NCJ Number
Diane C. Weber
Date Published
August 1999
14 pages
Over the past 20 years, the U.S. military has been encouraged to supply intelligence, equipment, and training to civilian police; this development has spawned a culture of paramilitarism in American law enforcement.

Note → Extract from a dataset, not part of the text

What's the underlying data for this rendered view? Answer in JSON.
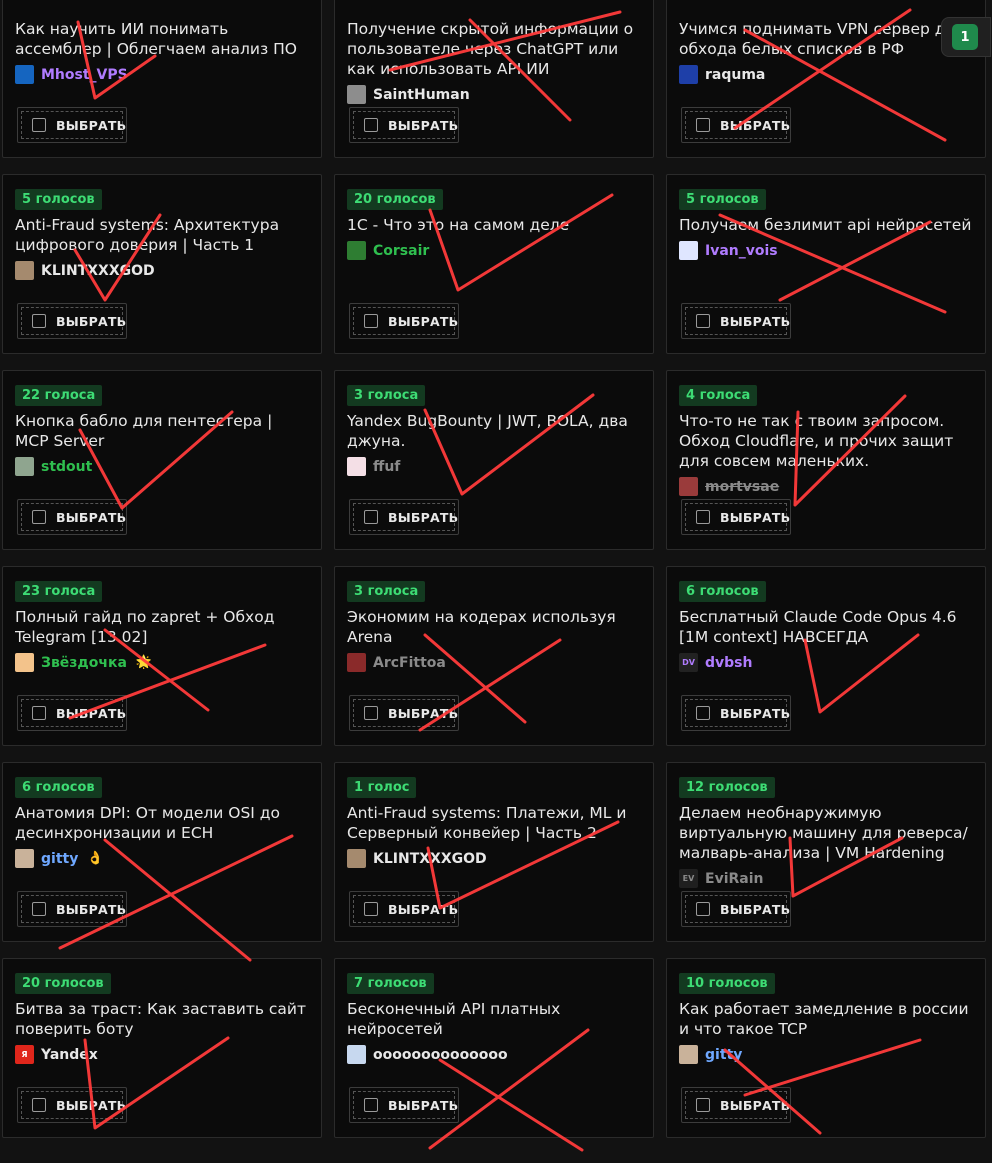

The 1980's and 1990's have seen marked changes in the number of State and local paramilitary units, in their mission and deployment, and in their tactical armament. According to a recent survey, nearly 90 percent of police departments in cities with populations over 50,000 had paramilitary units, as did 70 percent of police departments in communities with populations under 50,000. The Pentagon has been equipping these units with M-16's, armored personnel carriers, and grenade launchers. The police paramilitary units also conduct training exercises with active duty Army Rangers and Navy SEAL units. State and local police departments are increasingly accepting the military as a model for their behavior and outlook. The sharing of training and technology is producing a shared mindset. The problem is that the mindset of the soldier is not appropriate for the civilian police officer. Police officers confront not only criminals but also individuals who are protected by constitutional rights. Confusing the police function with the military function can lead to dangerous and unintended consequences, such as unnecessary shootings and killings. 62 notes